▶ _Work task_: Report, as a bare number, how many lines of the entries below contain "mnemonic".

Stored data
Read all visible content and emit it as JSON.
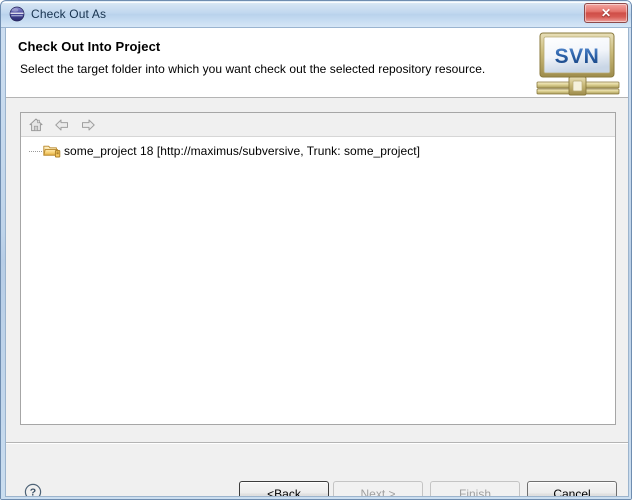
{
  "window": {
    "title": "Check Out As",
    "title_icon": "eclipse-globe-icon",
    "close_label": "✕"
  },
  "header": {
    "title": "Check Out Into Project",
    "description": "Select the target folder into which you want check out the selected repository resource.",
    "logo_text": "SVN",
    "logo_name": "svn-banner-logo"
  },
  "tree_panel": {
    "toolbar": {
      "home_icon": "home-icon",
      "back_icon": "arrow-left-icon",
      "forward_icon": "arrow-right-icon"
    },
    "items": [
      {
        "icon": "repository-folder-icon",
        "label": "some_project 18 [http://maximus/subversive, Trunk: some_project]"
      }
    ]
  },
  "footer": {
    "help_icon": "help-question-icon",
    "buttons": [
      {
        "prefix": "< ",
        "mnemonic": "B",
        "suffix": "ack",
        "state": "default"
      },
      {
        "prefix": "",
        "mnemonic": "N",
        "suffix": "ext >",
        "state": "disabled"
      },
      {
        "prefix": "",
        "mnemonic": "F",
        "suffix": "inish",
        "state": "disabled"
      },
      {
        "prefix": "",
        "mnemonic": "",
        "suffix": "Cancel",
        "state": "enabled"
      }
    ]
  },
  "colors": {
    "titlebar": "#c2d8ef",
    "close_red": "#cf4e48",
    "header_bg": "#ffffff",
    "client_bg": "#f0f0f0",
    "svn_blue": "#2a5fa5"
  }
}
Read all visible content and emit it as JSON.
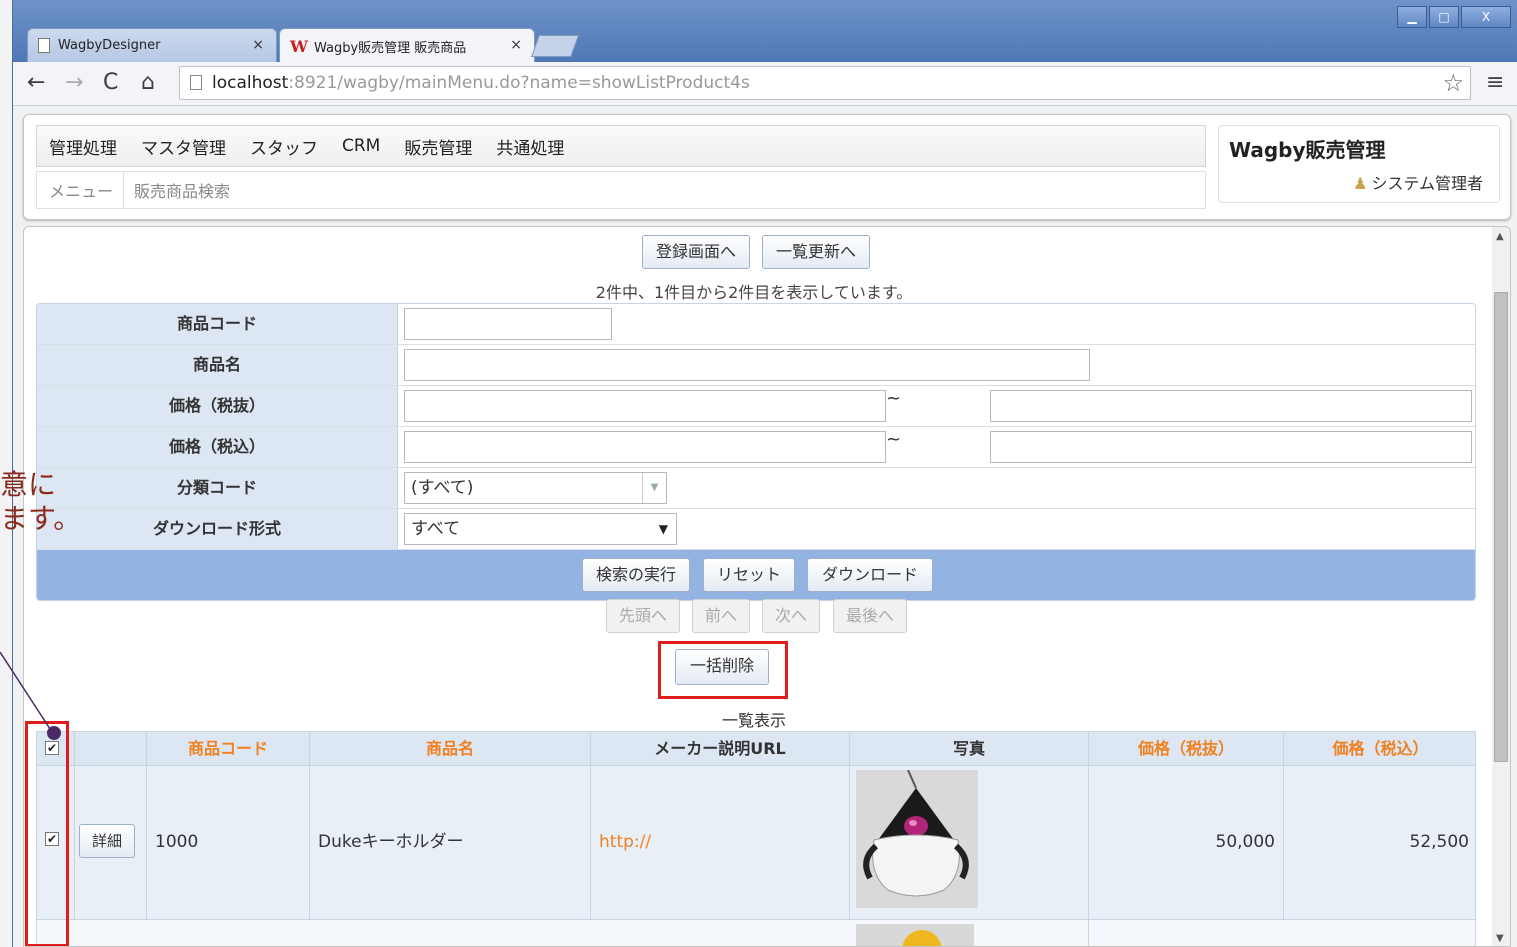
{
  "browser": {
    "tabs": [
      {
        "label": "WagbyDesigner",
        "close": "×"
      },
      {
        "label": "Wagby販売管理 販売商品",
        "close": "×"
      }
    ],
    "window_controls": [
      "▁",
      "□",
      "X"
    ],
    "url_host": "localhost",
    "url_rest": ":8921/wagby/mainMenu.do?name=showListProduct4s"
  },
  "app": {
    "menu": [
      "管理処理",
      "マスタ管理",
      "スタッフ",
      "CRM",
      "販売管理",
      "共通処理"
    ],
    "breadcrumb": [
      "メニュー",
      "販売商品検索"
    ],
    "title": "Wagby販売管理",
    "user": "システム管理者"
  },
  "actions": {
    "register": "登録画面へ",
    "bulk_update": "一覧更新へ"
  },
  "result_info": "2件中、1件目から2件目を表示しています。",
  "search_form": {
    "fields": [
      {
        "label": "商品コード",
        "value": ""
      },
      {
        "label": "商品名",
        "value": ""
      },
      {
        "label": "価格（税抜）",
        "from": "",
        "to": "",
        "separator": "~"
      },
      {
        "label": "価格（税込）",
        "from": "",
        "to": "",
        "separator": "~"
      },
      {
        "label": "分類コード",
        "value": "(すべて)"
      },
      {
        "label": "ダウンロード形式",
        "value": "すべて"
      }
    ],
    "buttons": {
      "search": "検索の実行",
      "reset": "リセット",
      "download": "ダウンロード"
    }
  },
  "pager": {
    "first": "先頭へ",
    "prev": "前へ",
    "next": "次へ",
    "last": "最後へ"
  },
  "bulk_delete": "一括削除",
  "list": {
    "title": "一覧表示",
    "columns": [
      "商品コード",
      "商品名",
      "メーカー説明URL",
      "写真",
      "価格（税抜）",
      "価格（税込）"
    ],
    "rows": [
      {
        "detail": "詳細",
        "code": "1000",
        "name": "Dukeキーホルダー",
        "url": "http://",
        "price_ex": "50,000",
        "price_in": "52,500",
        "checked": true
      }
    ]
  },
  "annotation": {
    "text": "意に\nます。"
  },
  "colors": {
    "highlight": "#e01c1c",
    "header_orange": "#f08020",
    "search_bar": "#93b4e2"
  }
}
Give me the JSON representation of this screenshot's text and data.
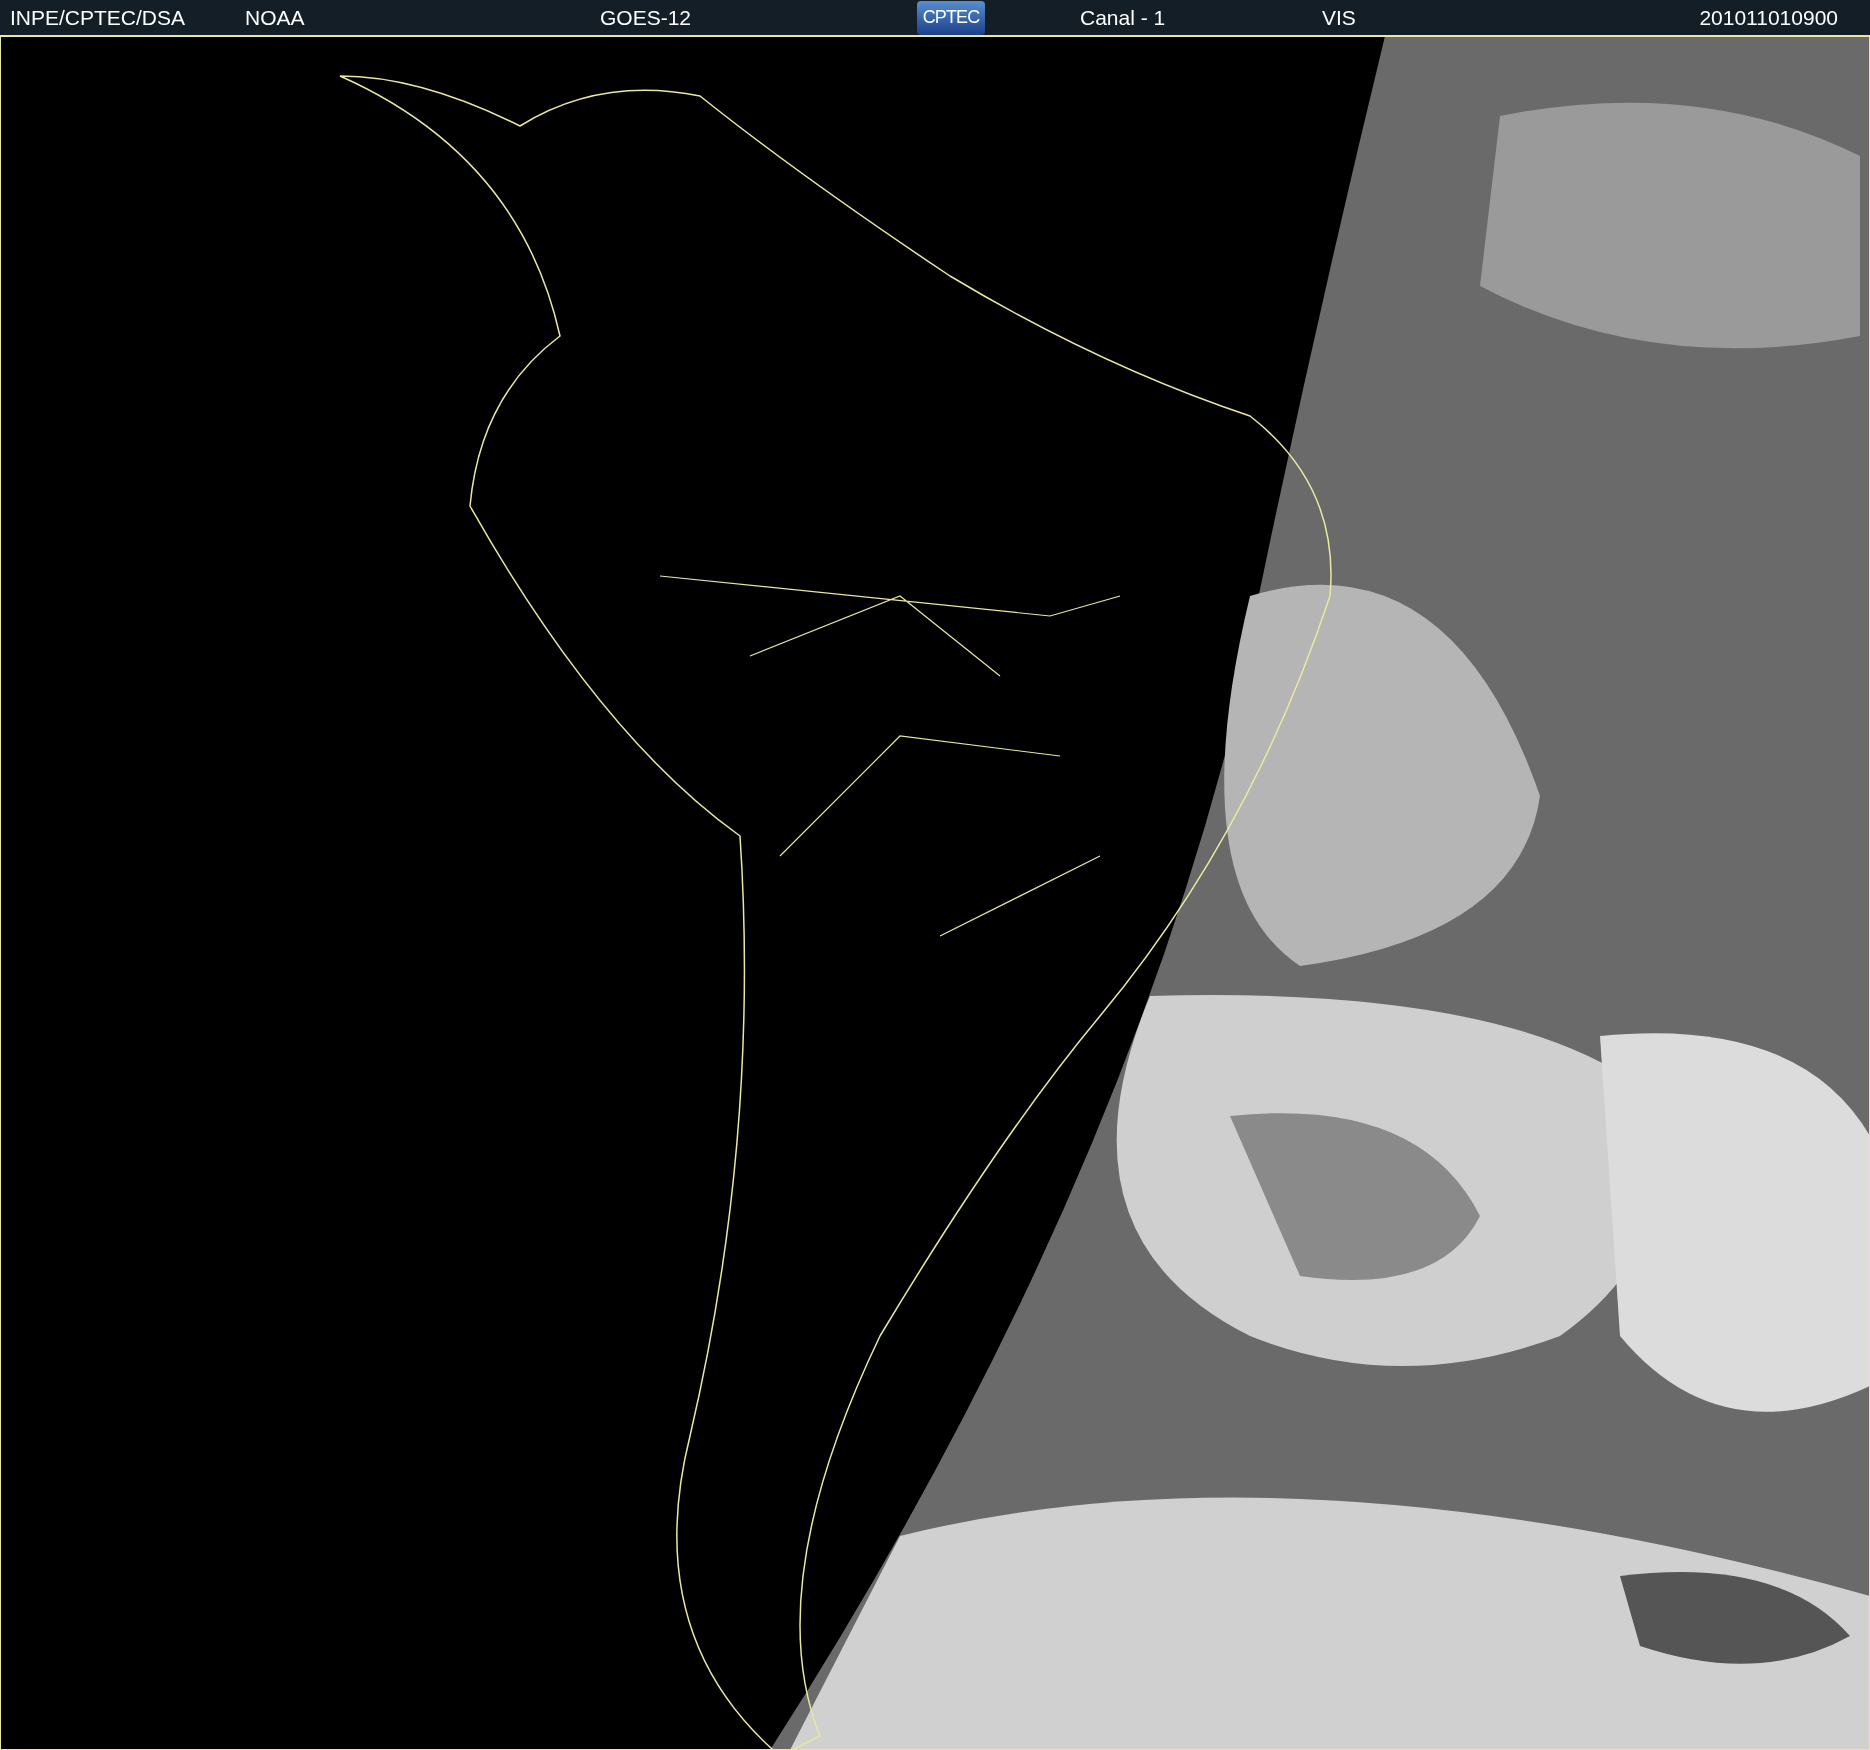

▶ _Exercise output_: 4